You can’t corner the market on sand in the Permian without visiting the Sealy & Smith Foundation, which owns a 10-by-10-mile block of land encompassing the biggest sand dunes and the park where Brigham sledded as a kid, as well as myriad oil wells. About 140 years ago, John Sealy had acquired the large tract for a family retreat. The arid land had natural springs, and Sealy’s original idea was that they could provide water for the locomotives running on transcontinental rail lines. Oil—and now sand—has proven vastly more lucrative. The foundation has gone on to contribute more than $1 billion from oil, gas and sand royalties to building research hospitals for the University of Texas. It will make a risk-free royalty of about $3 on every ton that Atlas mines for the next 94 years.
Brigham’s 42-mile conveyor belt, made from steel and reinforced rubber, was designed by Atlas engineers with the help of a wind tunnel at Texas A&M. It took four years to negotiate with ranchers for rights of way.
Automation is key. From a control room at HQ in Austin, technicians remotely activate spouts on the silos to fill customers’ sand trucks, each of which has been fitted with an RFID tag. “We love exponential efficiency,” Brigham says. Even after the Dune Express is complete, they’ll still need a lot of trucks to move sand from the conveyor belt over unpaved, rocky oilfield roads to drilling sites. Atlas has already bought 120 military-grade Mack trucks, which can haul triple trailers filled with 72 tons of sand. It’s also working with Robotic Research, developer of autonomous trucking systems for the military, in the hope that these trucks will eventually drive themselves.
Infrastructure and logistics aren’t Brigham’s only challenges. Drilling and sand mining are habitat killers for the tiny dunes sagebrush lizard, which lives among the shinnery oaks growing in the dunes. In June, The U.S. Fish & Wildlife Service said it was seeking comment until September on a proposal to place the lizard on the endangered species list. This could severely limit sand drilling and mining in the area. “Where the lizard is living there should be no more removal of its habitat and destruction,” says Michael Robinson of the Center for Biological Diversity.
Anticipating trouble, Atlas has already been working with the Department of Interior and other agencies on conservation plans that might enable the lizard and the oil industry to peacefully coexist. Brigham argues that many of Atlas’ large-scale operations are on the giant open dunes, far from shinnery oak ecosystems.
For all its 5 million barrels per day of oil production, the Permian Basin remains a desolate, inhospitable place.

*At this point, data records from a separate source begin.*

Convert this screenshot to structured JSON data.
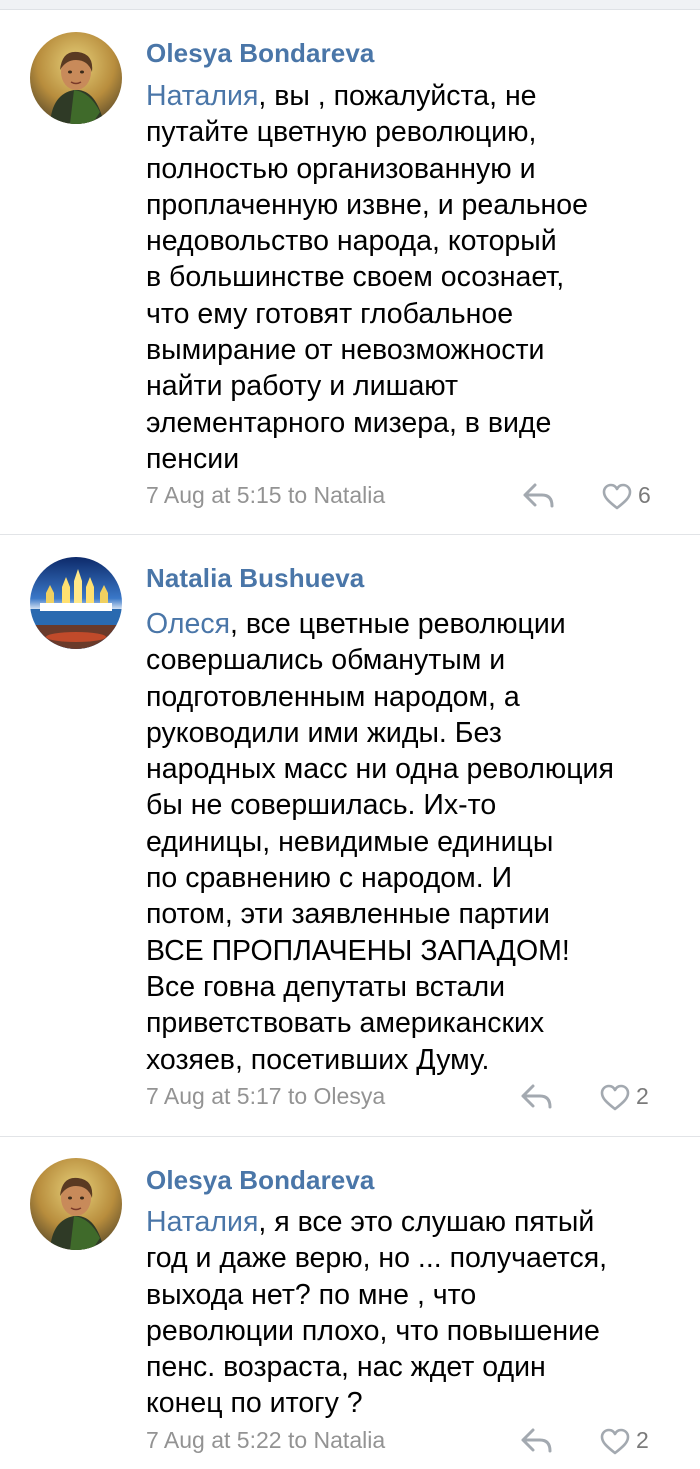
{
  "comments": [
    {
      "author": "Olesya Bondareva",
      "mention": "Наталия",
      "lines": [
        ", вы , пожалуйста, не",
        "путайте цветную революцию,",
        "полностью организованную и",
        "проплаченную извне, и реальное",
        "недовольство народа, который",
        "в большинстве своем осознает,",
        "что ему готовят глобальное",
        "вымирание от невозможности",
        "найти работу и лишают",
        "элементарного мизера, в виде",
        "пенсии"
      ],
      "meta": "7 Aug at 5:15 to Natalia",
      "likes": "6",
      "reply_icon": "reply-icon",
      "like_icon": "heart-icon"
    },
    {
      "author": "Natalia Bushueva",
      "mention": "Олеся",
      "lines": [
        ", все цветные революции",
        "совершались обманутым и",
        "подготовленным народом, а",
        "руководили ими жиды. Без",
        "народных масс ни одна революция",
        "бы не совершилась. Их-то",
        "единицы, невидимые единицы",
        "по сравнению с народом. И",
        "потом, эти заявленные партии",
        "ВСЕ ПРОПЛАЧЕНЫ ЗАПАДОМ!",
        "Все говна депутаты встали",
        "приветствовать американских",
        "хозяев, посетивших Думу."
      ],
      "meta": "7 Aug at 5:17 to Olesya",
      "likes": "2",
      "reply_icon": "reply-icon",
      "like_icon": "heart-icon"
    },
    {
      "author": "Olesya Bondareva",
      "mention": "Наталия",
      "lines": [
        ", я все это слушаю пятый",
        "год и даже верю, но ... получается,",
        "выхода нет? по мне , что",
        "революции плохо, что повышение",
        "пенс. возраста, нас ждет один",
        "конец по итогу ?"
      ],
      "meta": "7 Aug at 5:22 to Natalia",
      "likes": "2",
      "reply_icon": "reply-icon",
      "like_icon": "heart-icon"
    }
  ],
  "colors": {
    "link": "#4a76a8",
    "meta": "#939393",
    "divider": "#e2e4e7"
  }
}
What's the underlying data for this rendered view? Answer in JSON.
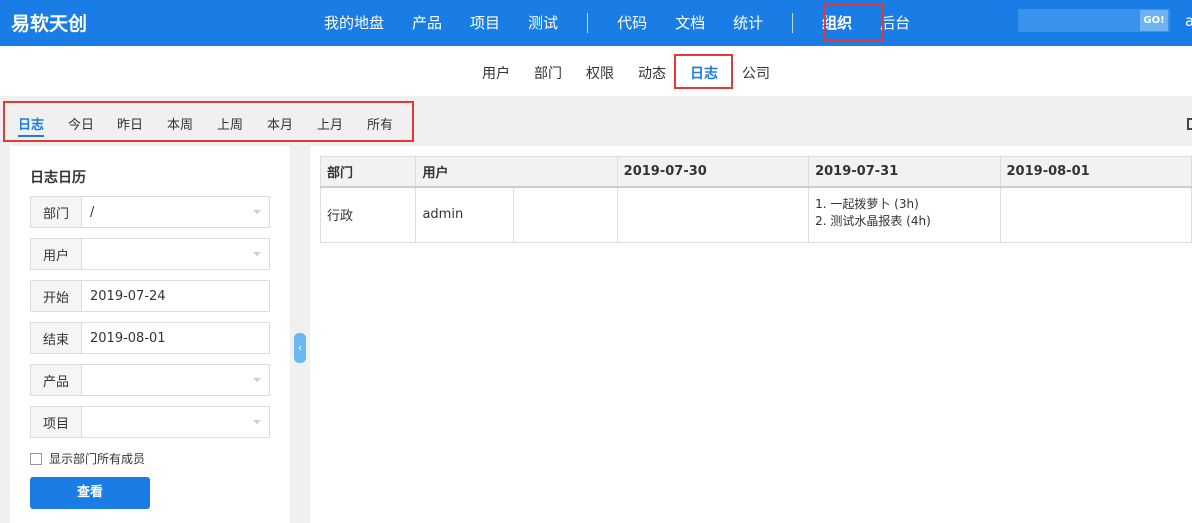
{
  "header": {
    "brand": "易软天创",
    "nav": [
      "我的地盘",
      "产品",
      "项目",
      "测试",
      "代码",
      "文档",
      "统计",
      "组织",
      "后台"
    ],
    "search_button": "GO!",
    "user_initial": "a"
  },
  "subnav": {
    "items": [
      "用户",
      "部门",
      "权限",
      "动态",
      "日志",
      "公司"
    ],
    "active": "日志"
  },
  "filters": {
    "items": [
      "日志",
      "今日",
      "昨日",
      "本周",
      "上周",
      "本月",
      "上月",
      "所有"
    ],
    "active": "日志"
  },
  "sidebar": {
    "title": "日志日历",
    "fields": [
      {
        "label": "部门",
        "value": "/"
      },
      {
        "label": "用户",
        "value": ""
      },
      {
        "label": "开始",
        "value": "2019-07-24"
      },
      {
        "label": "结束",
        "value": "2019-08-01"
      },
      {
        "label": "产品",
        "value": ""
      },
      {
        "label": "项目",
        "value": ""
      }
    ],
    "checkbox_label": "显示部门所有成员",
    "view_button": "查看",
    "collapse_glyph": "‹"
  },
  "table": {
    "headers": [
      "部门",
      "用户",
      "",
      "2019-07-30",
      "2019-07-31",
      "2019-08-01"
    ],
    "rows": [
      {
        "dept": "行政",
        "user": "admin",
        "blank": "",
        "d0730": "",
        "d0731": [
          "1. 一起拨萝卜 (3h)",
          "2. 测试水晶报表 (4h)"
        ],
        "d0801": ""
      }
    ]
  },
  "colors": {
    "accent": "#1a7de5",
    "highlight": "#e53935"
  }
}
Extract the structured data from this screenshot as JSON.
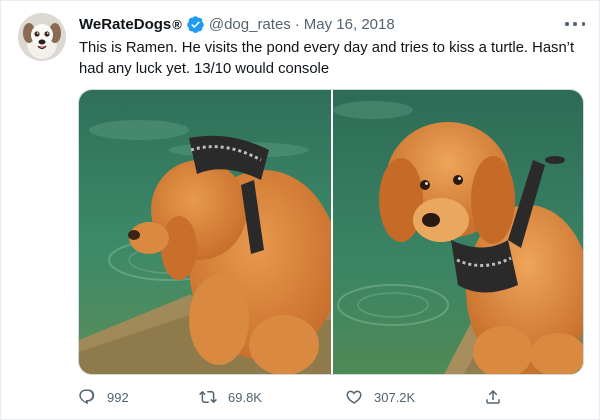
{
  "tweet": {
    "author": {
      "display_name": "WeRateDogs",
      "registered_mark": "®",
      "handle": "@dog_rates",
      "verified": true
    },
    "separator": "·",
    "date": "May 16, 2018",
    "text": "This is Ramen. He visits the pond every day and tries to kiss a turtle. Hasn’t had any luck yet. 13/10 would console",
    "media": [
      {
        "subject": "puppy leaning toward the pond water"
      },
      {
        "subject": "puppy sitting at the pond edge looking up"
      }
    ],
    "stats": {
      "replies": "992",
      "retweets": "69.8K",
      "likes": "307.2K"
    }
  },
  "colors": {
    "accent": "#1d9bf0",
    "text": "#0f1419",
    "secondary": "#536471",
    "water": "#2f7a5e",
    "puppy": "#d9813a"
  },
  "icons": [
    "avatar",
    "verified-badge-icon",
    "more-icon",
    "reply-icon",
    "retweet-icon",
    "like-icon",
    "share-icon"
  ]
}
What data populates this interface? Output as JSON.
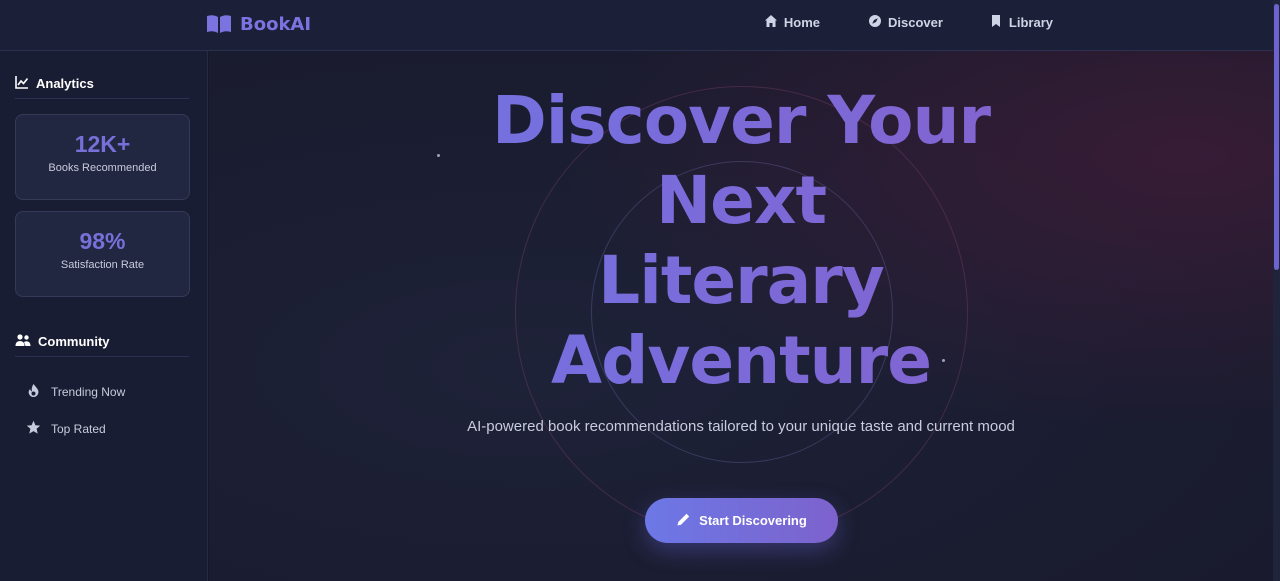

But it has been a bona fide cash machine for the state of Texas and the University of Texas system, which encompasses 13 institutions and 240,000 students, and owns stakes in millions of acres of oilfields. It received $2.3 billion in oil-and-gas royalty income last year, virtually all of it from fracking. The University of Texas system’s endowment is now $57 billion.
“I think saner minds will prevail here,” says Harold Carter, a longtime private equity investor in Brigham’s ventures. “The landowners want to see the royalties, and the state can see the benefit that mining the sand provides. That lizard’s got plenty of land.”
By John Dobosz
John Dobosz is editor of Forbes’ Billionaire Investor newsletter.Growing up in Midland, Texas, PAYDIRT “We will need 1,500 cars of sand and gravel for that warehouse,” reported a Chicago contractor to his firm. “Where shall we buy it?” “Order it of Astrid Rosing and you’ll get service,” came the reply. “Are you sure this Rosing man is reliable?” “Man! That business belongs to a woman—built it up herself, and I want to tell you that when I need materials in double quick time I always deal with Miss Rosing.” —Forbes, March 30, 1918 HOW TO PLAY ITOccidental Petroleum (OXY)MORE FROM FORBES